UNITED NATIONS - UN leader Ban Ki-moon said Friday that the Nobel Peace Prize award to the global chemical weapons watchdog highlights the everlasting threat from the banned arms.
"This recognition occurs nearly 100 years after the first chemical attack -- and 50 days after the appalling use of chemical weapons in Syria. Far from being a relic of the past, chemical weapons remain a clear and present danger," Ban said in a tribute to the Organization for the Prohibition of Chemical Weapons (OPCW).
The OPCW and the United Nations were "born from a fundamental abhorrence at the atrocities of war," the UN secretary general said in a statement.
"From the battlefields to the laboratories to the negotiating table, the United Nations is honored to work hand-in-hand with the OPCW to eliminate the threat posed by chemical weapons for all people and for all time.
"Together, we must ensure that the fog of war will never again be composed of poison gas," he added.
Ban said that on top of eliminating chemical weapons around the world, the OPCW has "a broad mission to prove that the inhumanity of war can give rise to the humanity of solidarity and international cooperation."
The UN leader congratulated the OPCW for its Nobel win and praised its role in strengthening "the rule of law in the field of disarmament and non-proliferation."
Its success in eradicating an estimated 80% of declared chemical weapons stockpiles should "inspire other parts of the global disarmament machinery to live up to the expectations of the international community."

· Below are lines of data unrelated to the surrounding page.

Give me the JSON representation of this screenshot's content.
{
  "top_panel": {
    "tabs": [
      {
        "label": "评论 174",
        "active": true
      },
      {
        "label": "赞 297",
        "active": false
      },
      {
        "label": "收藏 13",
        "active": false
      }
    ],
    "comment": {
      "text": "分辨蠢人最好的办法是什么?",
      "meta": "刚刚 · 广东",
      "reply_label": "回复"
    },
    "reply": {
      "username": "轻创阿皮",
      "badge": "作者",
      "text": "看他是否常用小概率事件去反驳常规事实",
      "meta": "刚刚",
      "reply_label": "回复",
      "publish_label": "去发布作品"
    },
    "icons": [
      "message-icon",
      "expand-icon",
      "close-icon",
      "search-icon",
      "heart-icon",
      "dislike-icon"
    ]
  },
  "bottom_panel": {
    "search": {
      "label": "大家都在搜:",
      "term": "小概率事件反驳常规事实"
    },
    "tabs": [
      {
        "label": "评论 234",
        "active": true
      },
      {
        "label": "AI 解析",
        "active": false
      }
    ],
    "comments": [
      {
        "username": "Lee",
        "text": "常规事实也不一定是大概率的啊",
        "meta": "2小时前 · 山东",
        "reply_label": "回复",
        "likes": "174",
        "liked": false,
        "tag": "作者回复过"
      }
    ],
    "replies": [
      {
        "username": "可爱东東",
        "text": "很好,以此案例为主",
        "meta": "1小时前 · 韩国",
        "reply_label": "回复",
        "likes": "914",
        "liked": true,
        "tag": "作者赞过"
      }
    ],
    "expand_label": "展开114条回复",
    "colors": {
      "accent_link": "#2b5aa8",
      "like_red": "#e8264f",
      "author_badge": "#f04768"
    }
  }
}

Ban added that the Nobel award should also be accompanied by a new push to get all countries to sign the Chemical Weapons Convention. - Rappler.com